ANN ARBOR, Mich. - The Tibetan people need the involvement of the U.S. government to help resolve recent conflicts between Chinese officials and anti-Beijing protesters in Tibet, the Dalai Lama said Monday.
"At this moment, we need your help," the exiled Tibetan spiritual leader said as he and Undersecretary of State Paula Dobriansky addressed reporters briefly before a closed-door meeting at the University of Michigan.
Dobriansky, who serves as special envoy for Tibet, said the meeting with the Dalai Lama provided a "timely opportunity" to discuss the conflict.
"The Bush administration has expressed concern about the situation in Tibet and has urged restraint," she said. "In particular, President Bush has been a steadfast supporter for the need for dialogue between His Holiness and Chinese leaders."

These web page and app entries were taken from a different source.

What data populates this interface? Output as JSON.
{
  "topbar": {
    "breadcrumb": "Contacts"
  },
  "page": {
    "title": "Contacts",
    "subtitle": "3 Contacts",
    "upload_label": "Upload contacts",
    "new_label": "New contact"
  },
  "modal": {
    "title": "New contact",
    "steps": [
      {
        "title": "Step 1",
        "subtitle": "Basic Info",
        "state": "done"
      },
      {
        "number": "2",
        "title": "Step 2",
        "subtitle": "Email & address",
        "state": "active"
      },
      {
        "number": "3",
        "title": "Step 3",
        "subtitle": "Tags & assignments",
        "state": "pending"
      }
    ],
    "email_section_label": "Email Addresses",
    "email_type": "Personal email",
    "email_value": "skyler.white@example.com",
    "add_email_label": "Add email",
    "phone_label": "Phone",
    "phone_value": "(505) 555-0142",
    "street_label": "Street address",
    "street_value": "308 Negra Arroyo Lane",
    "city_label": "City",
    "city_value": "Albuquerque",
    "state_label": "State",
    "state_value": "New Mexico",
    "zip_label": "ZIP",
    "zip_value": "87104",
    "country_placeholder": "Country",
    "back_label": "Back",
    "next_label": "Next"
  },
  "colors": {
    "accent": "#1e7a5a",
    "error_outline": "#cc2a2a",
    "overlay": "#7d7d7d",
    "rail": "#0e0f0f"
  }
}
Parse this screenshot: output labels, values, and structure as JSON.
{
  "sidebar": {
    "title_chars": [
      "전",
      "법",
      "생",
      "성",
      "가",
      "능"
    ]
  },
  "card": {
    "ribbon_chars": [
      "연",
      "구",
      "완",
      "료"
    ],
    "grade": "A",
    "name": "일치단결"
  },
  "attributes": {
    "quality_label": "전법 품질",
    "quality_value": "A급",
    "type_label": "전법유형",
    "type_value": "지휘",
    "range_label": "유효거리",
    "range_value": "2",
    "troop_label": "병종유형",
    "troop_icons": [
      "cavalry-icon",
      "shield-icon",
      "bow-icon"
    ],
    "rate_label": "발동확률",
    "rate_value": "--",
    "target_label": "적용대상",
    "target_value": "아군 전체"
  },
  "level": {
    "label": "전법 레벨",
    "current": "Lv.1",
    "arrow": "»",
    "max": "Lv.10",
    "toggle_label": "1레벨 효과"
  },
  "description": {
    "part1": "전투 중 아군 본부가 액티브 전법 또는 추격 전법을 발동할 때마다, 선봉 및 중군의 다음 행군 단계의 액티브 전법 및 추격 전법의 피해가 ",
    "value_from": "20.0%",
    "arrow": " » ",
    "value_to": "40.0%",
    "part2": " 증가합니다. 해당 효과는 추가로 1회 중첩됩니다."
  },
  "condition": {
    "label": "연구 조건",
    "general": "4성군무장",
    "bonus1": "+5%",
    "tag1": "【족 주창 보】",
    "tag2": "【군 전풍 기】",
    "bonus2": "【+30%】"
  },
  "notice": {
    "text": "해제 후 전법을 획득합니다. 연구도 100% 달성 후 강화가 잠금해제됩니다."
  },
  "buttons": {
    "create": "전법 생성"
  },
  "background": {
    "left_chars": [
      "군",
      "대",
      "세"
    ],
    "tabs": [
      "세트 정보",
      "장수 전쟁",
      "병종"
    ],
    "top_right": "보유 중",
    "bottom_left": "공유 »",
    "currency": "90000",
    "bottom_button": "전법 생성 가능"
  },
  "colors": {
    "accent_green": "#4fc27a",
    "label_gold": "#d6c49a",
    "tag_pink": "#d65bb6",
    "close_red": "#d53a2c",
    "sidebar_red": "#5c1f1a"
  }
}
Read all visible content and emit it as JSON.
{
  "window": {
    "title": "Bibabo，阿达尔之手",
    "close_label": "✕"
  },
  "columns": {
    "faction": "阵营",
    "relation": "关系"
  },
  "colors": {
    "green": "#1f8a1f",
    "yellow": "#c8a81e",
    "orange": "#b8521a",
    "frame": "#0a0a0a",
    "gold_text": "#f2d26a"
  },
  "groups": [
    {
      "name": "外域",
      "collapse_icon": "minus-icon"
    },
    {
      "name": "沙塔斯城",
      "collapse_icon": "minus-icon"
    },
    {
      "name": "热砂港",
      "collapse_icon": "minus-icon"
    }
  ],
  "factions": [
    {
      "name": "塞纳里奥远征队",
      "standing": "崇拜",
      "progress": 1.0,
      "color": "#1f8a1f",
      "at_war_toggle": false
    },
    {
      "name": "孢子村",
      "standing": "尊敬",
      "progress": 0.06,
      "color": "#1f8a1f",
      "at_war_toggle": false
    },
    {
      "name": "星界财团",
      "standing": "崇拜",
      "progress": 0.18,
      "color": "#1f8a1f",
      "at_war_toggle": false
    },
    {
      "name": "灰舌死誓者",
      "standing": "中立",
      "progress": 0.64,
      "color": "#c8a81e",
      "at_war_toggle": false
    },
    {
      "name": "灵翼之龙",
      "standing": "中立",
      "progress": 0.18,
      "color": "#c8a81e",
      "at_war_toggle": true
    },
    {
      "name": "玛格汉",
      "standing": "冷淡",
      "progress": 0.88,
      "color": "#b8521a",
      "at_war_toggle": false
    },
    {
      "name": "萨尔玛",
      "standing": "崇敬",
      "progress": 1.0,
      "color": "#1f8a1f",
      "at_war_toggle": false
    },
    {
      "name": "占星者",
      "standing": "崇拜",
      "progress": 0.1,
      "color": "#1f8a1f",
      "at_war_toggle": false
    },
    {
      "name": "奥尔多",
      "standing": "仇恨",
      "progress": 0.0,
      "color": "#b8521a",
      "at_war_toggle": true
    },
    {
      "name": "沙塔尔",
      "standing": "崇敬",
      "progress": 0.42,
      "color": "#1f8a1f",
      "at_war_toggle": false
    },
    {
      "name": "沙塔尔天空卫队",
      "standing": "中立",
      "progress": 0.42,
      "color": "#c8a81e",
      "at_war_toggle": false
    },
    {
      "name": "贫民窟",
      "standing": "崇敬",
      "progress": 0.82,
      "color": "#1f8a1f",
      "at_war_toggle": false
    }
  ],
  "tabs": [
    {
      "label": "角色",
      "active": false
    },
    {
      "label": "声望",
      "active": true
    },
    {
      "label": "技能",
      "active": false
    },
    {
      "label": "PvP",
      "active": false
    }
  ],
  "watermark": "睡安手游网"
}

Dobriansky and the Dalai Lama have met more than 10 times since 2001, according to the State Department. They entered the room Monday holding hands, with the Dalai Lama saying, "I brought my longtime friend."
Demonstrators have disrupted legs of the Olympic torch relay in protest of China's treatment of the Dalai Lama's followers. He has denied Chinese claims that he and his followers have used the Olympics to foment unrest.
The Dalai Lama, who fled to India after a failed uprising in 1959 in Tibet, arrived in the United States on April 10.
He is scheduled to speak at Colgate University in Hamilton, N.Y., on Tuesday and to return to India on Thursday.